### Data for the task ###

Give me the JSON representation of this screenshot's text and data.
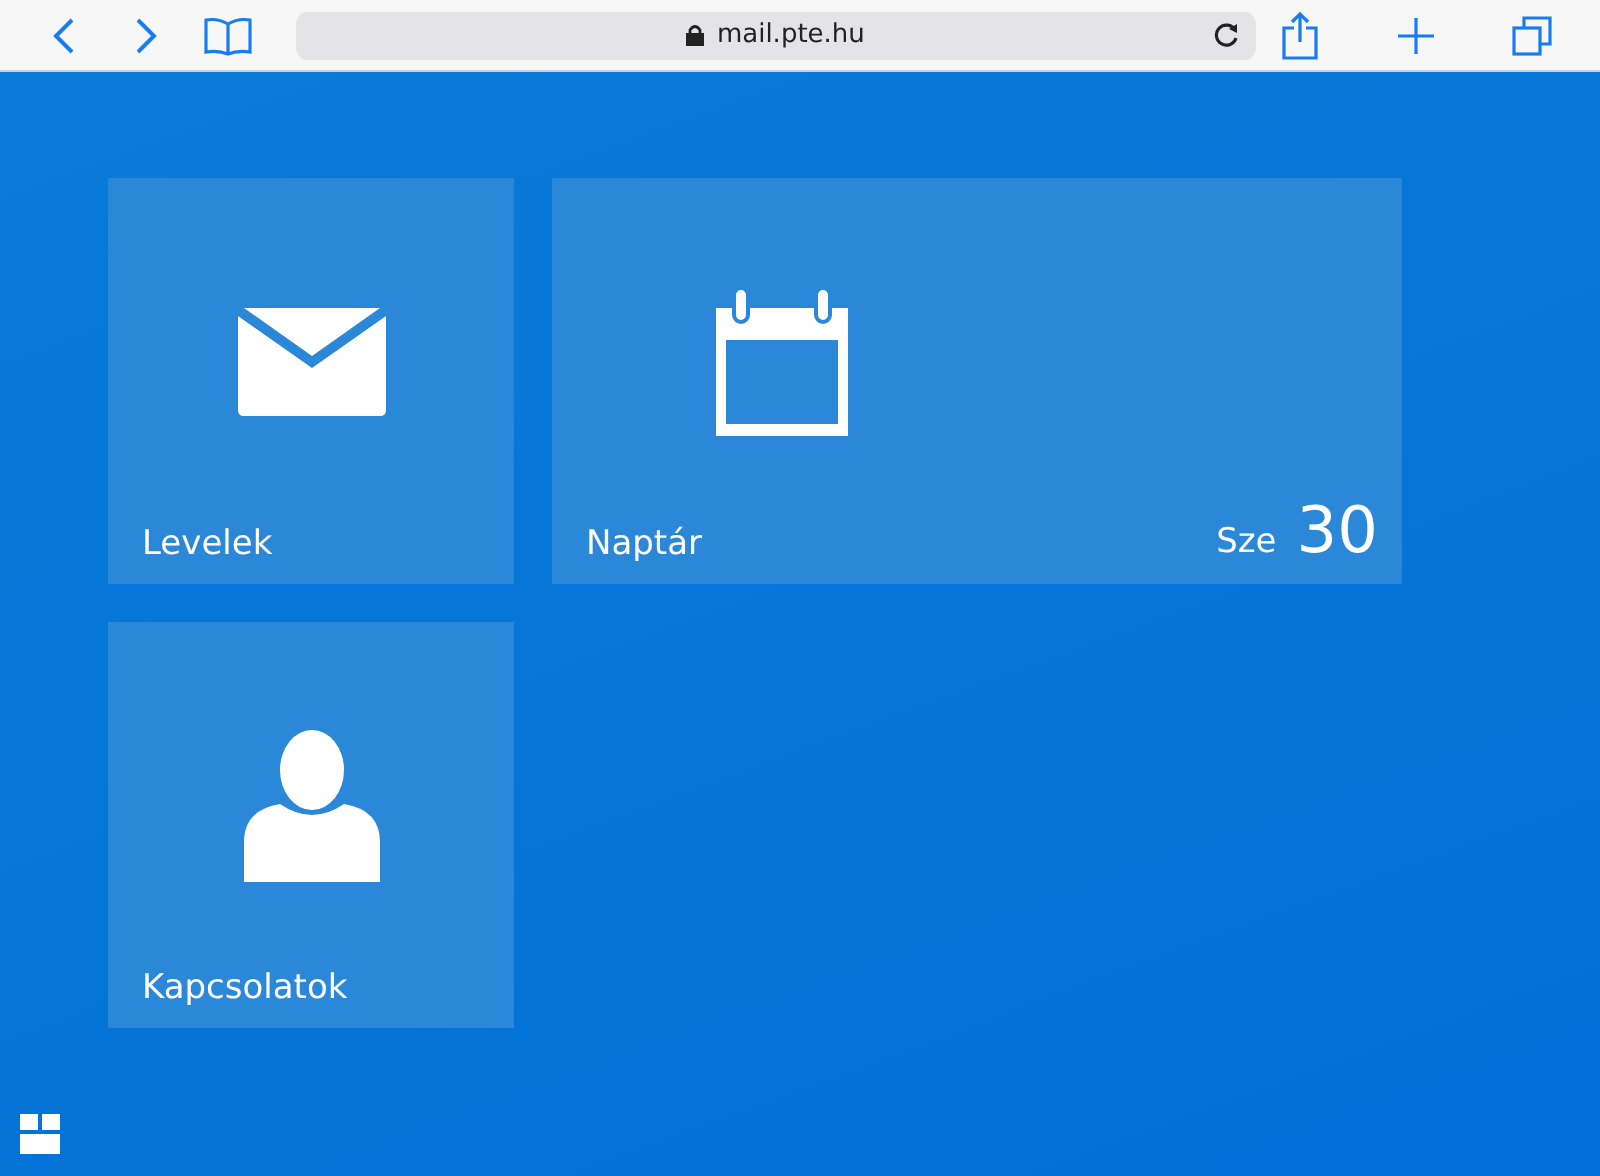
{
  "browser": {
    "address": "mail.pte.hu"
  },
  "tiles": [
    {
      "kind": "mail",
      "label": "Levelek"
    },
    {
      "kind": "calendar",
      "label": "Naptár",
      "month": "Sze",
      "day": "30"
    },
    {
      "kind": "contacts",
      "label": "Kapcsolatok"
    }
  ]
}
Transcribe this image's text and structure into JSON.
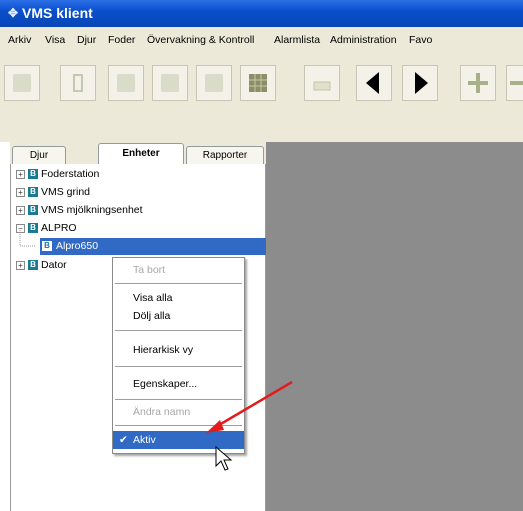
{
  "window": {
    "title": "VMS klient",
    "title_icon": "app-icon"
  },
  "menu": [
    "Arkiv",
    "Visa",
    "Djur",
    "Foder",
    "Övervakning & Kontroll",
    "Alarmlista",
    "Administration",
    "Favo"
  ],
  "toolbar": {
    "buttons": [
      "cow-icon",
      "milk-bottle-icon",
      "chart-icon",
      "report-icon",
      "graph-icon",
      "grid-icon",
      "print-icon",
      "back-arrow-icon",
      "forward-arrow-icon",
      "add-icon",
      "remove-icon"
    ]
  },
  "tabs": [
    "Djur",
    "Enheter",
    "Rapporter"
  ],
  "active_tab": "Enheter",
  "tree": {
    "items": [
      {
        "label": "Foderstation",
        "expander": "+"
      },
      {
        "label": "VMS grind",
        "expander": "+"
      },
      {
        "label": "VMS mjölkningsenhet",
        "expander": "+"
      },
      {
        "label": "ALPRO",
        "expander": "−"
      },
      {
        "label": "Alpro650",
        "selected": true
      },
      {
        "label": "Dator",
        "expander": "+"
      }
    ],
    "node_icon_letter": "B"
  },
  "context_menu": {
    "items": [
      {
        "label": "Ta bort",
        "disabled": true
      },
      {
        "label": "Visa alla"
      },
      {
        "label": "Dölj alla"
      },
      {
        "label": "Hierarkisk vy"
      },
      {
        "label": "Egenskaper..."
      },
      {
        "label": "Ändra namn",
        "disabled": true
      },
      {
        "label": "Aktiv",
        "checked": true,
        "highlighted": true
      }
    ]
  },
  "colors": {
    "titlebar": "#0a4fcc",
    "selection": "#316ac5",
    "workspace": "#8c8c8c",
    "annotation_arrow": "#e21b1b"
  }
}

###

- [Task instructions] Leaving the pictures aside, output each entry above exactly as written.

- [Task output]
Give me the JSON representation of this screenshot's text and data.
{
  "browser": {
    "address": "mail.pte.hu"
  },
  "tiles": [
    {
      "kind": "mail",
      "label": "Levelek"
    },
    {
      "kind": "calendar",
      "label": "Naptár",
      "month": "Sze",
      "day": "30"
    },
    {
      "kind": "contacts",
      "label": "Kapcsolatok"
    }
  ]
}
Transcribe this image's text and structure into JSON.
{
  "window": {
    "title": "VMS klient",
    "title_icon": "app-icon"
  },
  "menu": [
    "Arkiv",
    "Visa",
    "Djur",
    "Foder",
    "Övervakning & Kontroll",
    "Alarmlista",
    "Administration",
    "Favo"
  ],
  "toolbar": {
    "buttons": [
      "cow-icon",
      "milk-bottle-icon",
      "chart-icon",
      "report-icon",
      "graph-icon",
      "grid-icon",
      "print-icon",
      "back-arrow-icon",
      "forward-arrow-icon",
      "add-icon",
      "remove-icon"
    ]
  },
  "tabs": [
    "Djur",
    "Enheter",
    "Rapporter"
  ],
  "active_tab": "Enheter",
  "tree": {
    "items": [
      {
        "label": "Foderstation",
        "expander": "+"
      },
      {
        "label": "VMS grind",
        "expander": "+"
      },
      {
        "label": "VMS mjölkningsenhet",
        "expander": "+"
      },
      {
        "label": "ALPRO",
        "expander": "−"
      },
      {
        "label": "Alpro650",
        "selected": true
      },
      {
        "label": "Dator",
        "expander": "+"
      }
    ],
    "node_icon_letter": "B"
  },
  "context_menu": {
    "items": [
      {
        "label": "Ta bort",
        "disabled": true
      },
      {
        "label": "Visa alla"
      },
      {
        "label": "Dölj alla"
      },
      {
        "label": "Hierarkisk vy"
      },
      {
        "label": "Egenskaper..."
      },
      {
        "label": "Ändra namn",
        "disabled": true
      },
      {
        "label": "Aktiv",
        "checked": true,
        "highlighted": true
      }
    ]
  },
  "colors": {
    "titlebar": "#0a4fcc",
    "selection": "#316ac5",
    "workspace": "#8c8c8c",
    "annotation_arrow": "#e21b1b"
  }
}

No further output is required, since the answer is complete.